We have enjoyed concealed carry for almost seven years in Ohio. It is clearly working well and is popular with responsible, law-abiding adults who care about safety. It is time for the legislature to lift the restrictions placed on gun owners by those who claimed licensees would endanger the public.
Jim Irvine is the Buckeye Firearms Association Chairman.
Ohio Concealed Handguns Law - 2010 Annual Report
Concealed Carry Licensure Report - 4th Quarter 2010
Ohio CHL-holders acting in self-defense
Bucyrus Telegraph Forum - Last year state issued fewer concealed-carry permits
Chillicothe Gazette - New concealed handgun licenses are down in Ohio
Cleveland Plain Dealer - 2010 Ohio concealed-carry licenses fall short of record in 2009
Rick Kaleda -- Northeast Ohio chairman of Buckeye Firearms -- agreed that the number of licenses follows a predictable pattern. But he said Ohioans with licenses only represent a fraction of the population that supports the rights of others to carry those weapons.
[Toby] Hoover and Kaleda this week said they were more focused on some state lawmakers' push to allow concealed-carry license holders to bring guns into bars and restaurants that serve alcohol.
Hoover, who testified before lawmakers Monday, said it will be impossible to tell the good guys from the bad if Ohioans can carry guns in restaurants.
Kaleda -- who trains people to get their concealed-carry license in Youngstown -- disagreed. All but three of the 70 classes he's taught included at least one member of the clergy, he said.
The good guys, Kaleda said, are the people who get the training to carry weapons to take care of the bad guys.
NOTE: Kaleda was misquoted in this article. "I never said 'to take care of the bad guys' Frankly I am not sure I have ever used the term 'bad guys.' I was really hoping she would take something from me explaining I was doing the interview from my office in Pennsylvania where I could carry in any restaurant and have been able to for years. I explained to her that the concept of restraint carry is not new to the country, only new to Ohio. When those opposed to carry in general argued that it would create imaginary problems we pointed to other states who were not having those problems. And now that those (still opposed to carry) point to restauraunt carry as a sure step towards problems, again we point to the states, like the one I work in, and say...there are no problems."

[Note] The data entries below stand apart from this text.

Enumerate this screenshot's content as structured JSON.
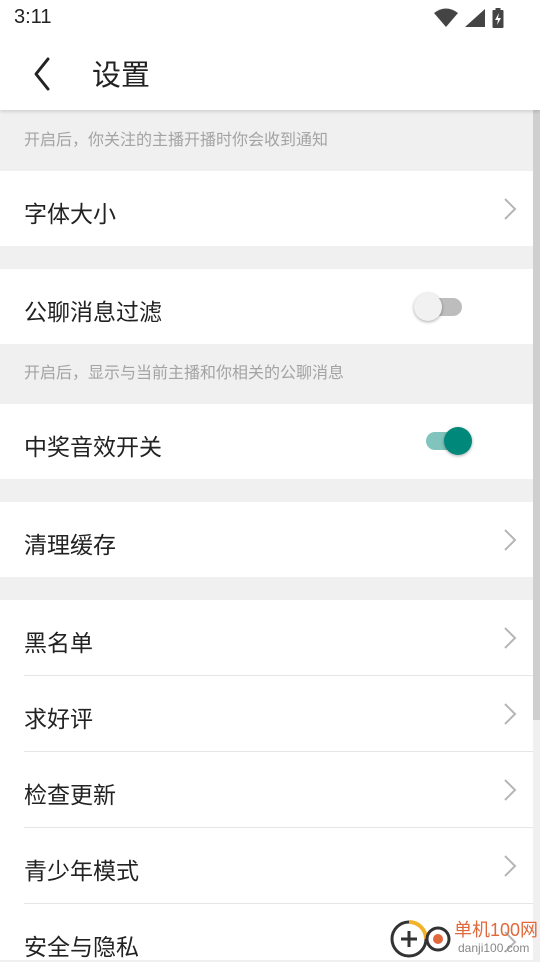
{
  "status_bar": {
    "time": "3:11",
    "icons": [
      "wifi-icon",
      "signal-icon",
      "battery-charging-icon"
    ]
  },
  "header": {
    "title": "设置",
    "back_icon": "chevron-left-icon"
  },
  "notes": {
    "top": "开启后，你关注的主播开播时你会收到通知",
    "chat_filter": "开启后，显示与当前主播和你相关的公聊消息"
  },
  "rows": {
    "font_size": "字体大小",
    "chat_filter": "公聊消息过滤",
    "win_sound": "中奖音效开关",
    "clear_cache": "清理缓存",
    "blacklist": "黑名单",
    "rate": "求好评",
    "check_update": "检查更新",
    "youth_mode": "青少年模式",
    "security": "安全与隐私"
  },
  "toggles": {
    "chat_filter_on": false,
    "win_sound_on": true
  },
  "colors": {
    "accent": "#00897B",
    "accent_track": "#80C4BD",
    "off_thumb": "#f1f1f1",
    "off_track": "#bdbdbd",
    "background": "#f0f0f0",
    "watermark": "#e0683a"
  },
  "watermark": {
    "brand": "单机100网",
    "domain": "danji100.com"
  }
}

- Ohio issued large number of concealed-carry permits in 2010
- Fear of Obama sends concealed-carry permits soaring
Dayton Daily News - Concealed carry permits in Ohio on record pace
Fremont News-Messenger - Ohio new concealed-carry permits trend down in '10
Jackson County Times-Journal - More than 60,000 concealed carry licenses issued
Marietta Times - More than 60,000 concealed carry licenses issued
The News-Herald - Nearly one-quarter million Ohioans legally licensed to carry concealed
WFMJ (NBC Youngstown) - More than 60,000 Ohio concealed carry licenses issued in 2010
- 2604 reads